* _EXTRACTED DATA_:
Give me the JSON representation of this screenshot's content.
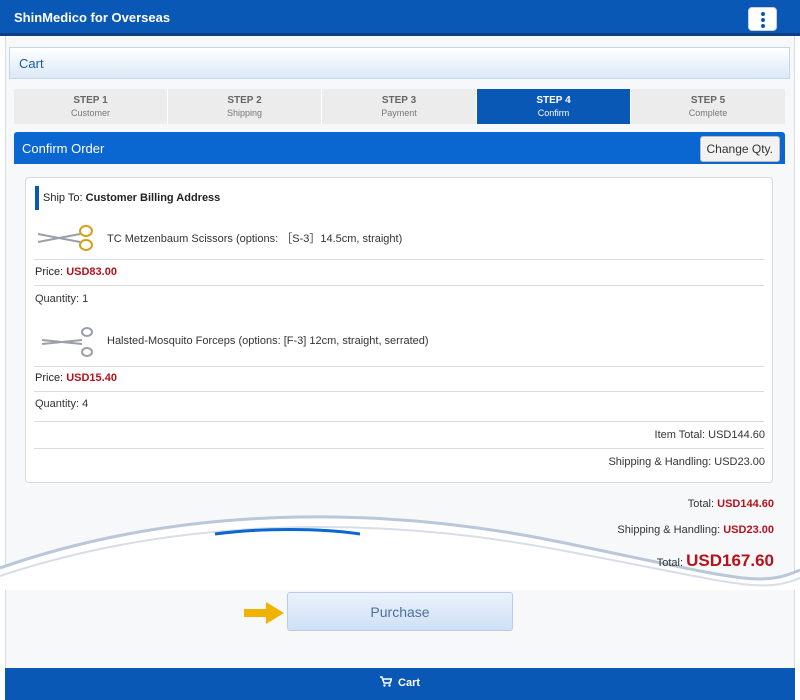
{
  "app": {
    "title": "ShinMedico for Overseas"
  },
  "cart_header": {
    "label": "Cart"
  },
  "steps": [
    {
      "num": "STEP 1",
      "label": "Customer"
    },
    {
      "num": "STEP 2",
      "label": "Shipping"
    },
    {
      "num": "STEP 3",
      "label": "Payment"
    },
    {
      "num": "STEP 4",
      "label": "Confirm",
      "active": true
    },
    {
      "num": "STEP 5",
      "label": "Complete"
    }
  ],
  "confirm": {
    "title": "Confirm Order",
    "change_qty": "Change Qty."
  },
  "ship_to": {
    "prefix": "Ship To:",
    "name": "Customer Billing Address"
  },
  "items": [
    {
      "name": "TC Metzenbaum Scissors (options: ［S-3］14.5cm, straight)",
      "price_label": "Price:",
      "price": "USD83.00",
      "quantity_label": "Quantity: 1",
      "thumb_icon": "scissors-icon"
    },
    {
      "name": "Halsted-Mosquito Forceps (options: [F-3] 12cm, straight, serrated)",
      "price_label": "Price:",
      "price": "USD15.40",
      "quantity_label": "Quantity: 4",
      "thumb_icon": "forceps-icon"
    }
  ],
  "card_totals": {
    "item_total": "Item Total: USD144.60",
    "shipping": "Shipping & Handling: USD23.00"
  },
  "summary": {
    "total_label": "Total:",
    "total_value": "USD144.60",
    "shipping_label": "Shipping & Handling:",
    "shipping_value": "USD23.00",
    "grand_label": "Total:",
    "grand_value": "USD167.60"
  },
  "purchase": {
    "label": "Purchase"
  },
  "bottom_bar": {
    "label": "Cart",
    "icon": "cart-icon"
  },
  "colors": {
    "primary": "#0a58b5",
    "price_red": "#b5121b",
    "arrow": "#f2b200"
  }
}
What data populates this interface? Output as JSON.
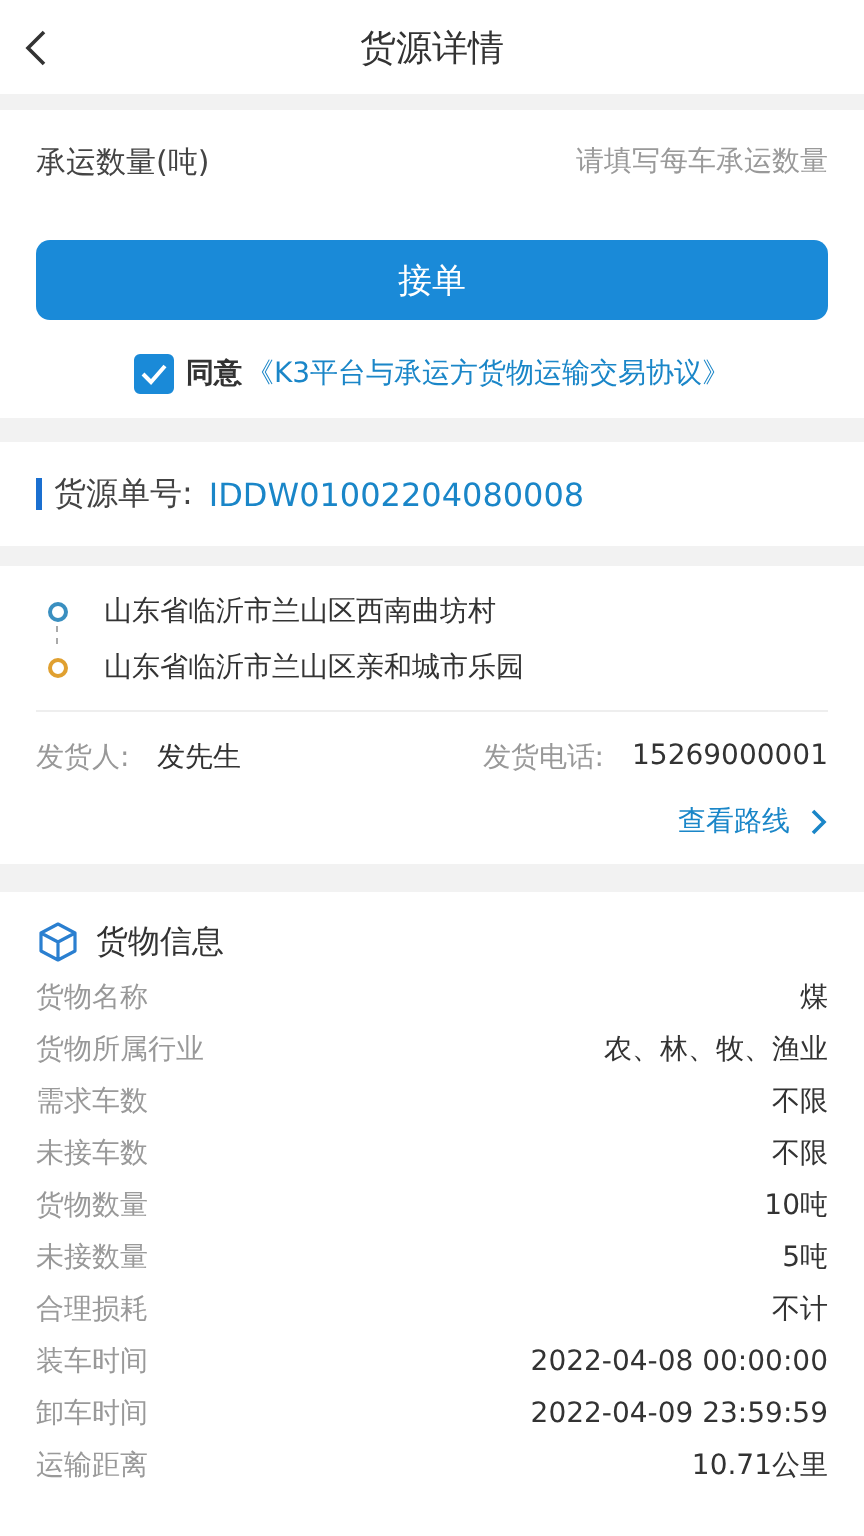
{
  "header": {
    "title": "货源详情"
  },
  "quantity": {
    "label": "承运数量(吨)",
    "placeholder": "请填写每车承运数量"
  },
  "accept_button": "接单",
  "agreement": {
    "checked": true,
    "text": "同意",
    "link": "《K3平台与承运方货物运输交易协议》"
  },
  "order": {
    "label": "货源单号:",
    "number": "IDDW01002204080008"
  },
  "route": {
    "stops": [
      {
        "color": "#3a8fc0",
        "address": "山东省临沂市兰山区西南曲坊村"
      },
      {
        "color": "#e0a030",
        "address": "山东省临沂市兰山区亲和城市乐园"
      }
    ],
    "shipper_label": "发货人:",
    "shipper": "发先生",
    "phone_label": "发货电话:",
    "phone": "15269000001",
    "view_route": "查看路线"
  },
  "goods": {
    "title": "货物信息",
    "rows": [
      {
        "label": "货物名称",
        "value": "煤"
      },
      {
        "label": "货物所属行业",
        "value": "农、林、牧、渔业"
      },
      {
        "label": "需求车数",
        "value": "不限"
      },
      {
        "label": "未接车数",
        "value": "不限"
      },
      {
        "label": "货物数量",
        "value": "10吨"
      },
      {
        "label": "未接数量",
        "value": "5吨"
      },
      {
        "label": "合理损耗",
        "value": "不计"
      },
      {
        "label": "装车时间",
        "value": "2022-04-08 00:00:00"
      },
      {
        "label": "卸车时间",
        "value": "2022-04-09 23:59:59"
      },
      {
        "label": "运输距离",
        "value": "10.71公里"
      }
    ]
  }
}
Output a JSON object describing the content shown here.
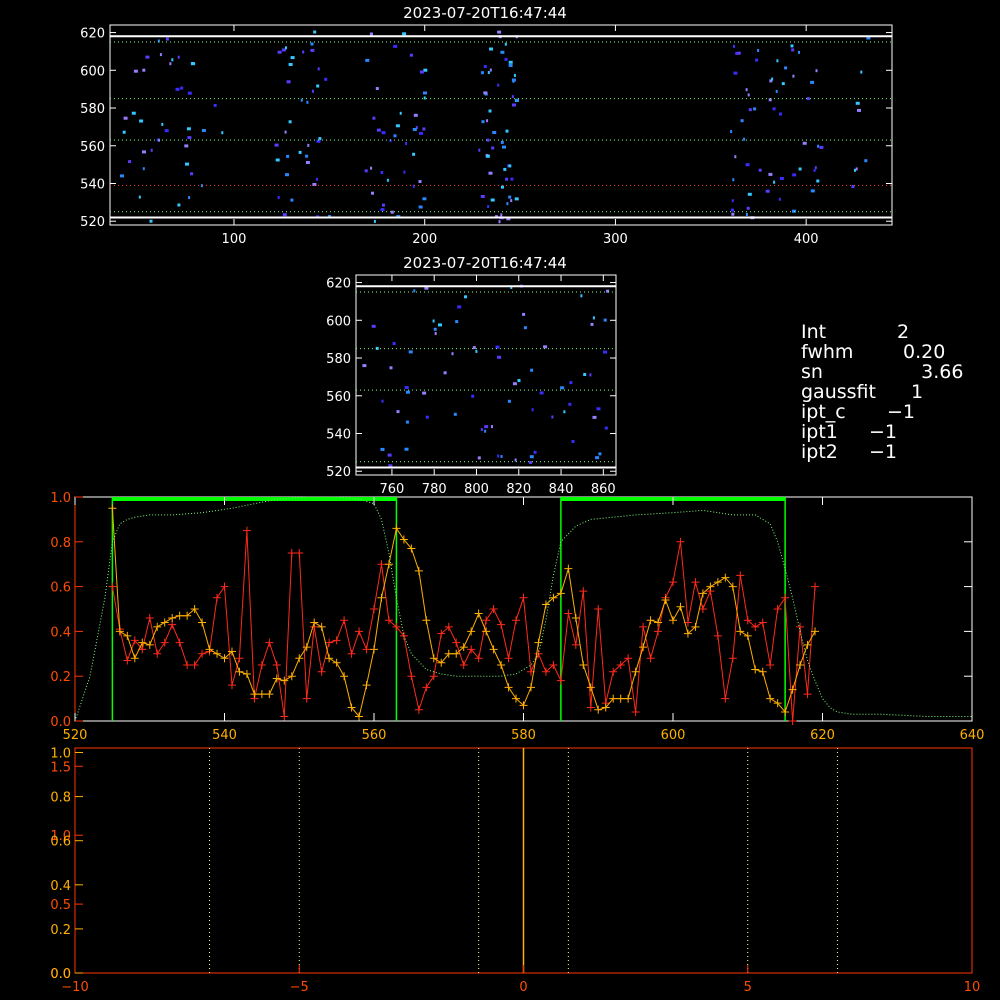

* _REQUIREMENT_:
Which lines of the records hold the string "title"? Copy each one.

* _SOLUTION TO THIS EXERCISE_:
    "title": "ShinMedico for Overseas"
    "title": "Confirm Order",
    "title": "货源详情"
    "title": "货物信息",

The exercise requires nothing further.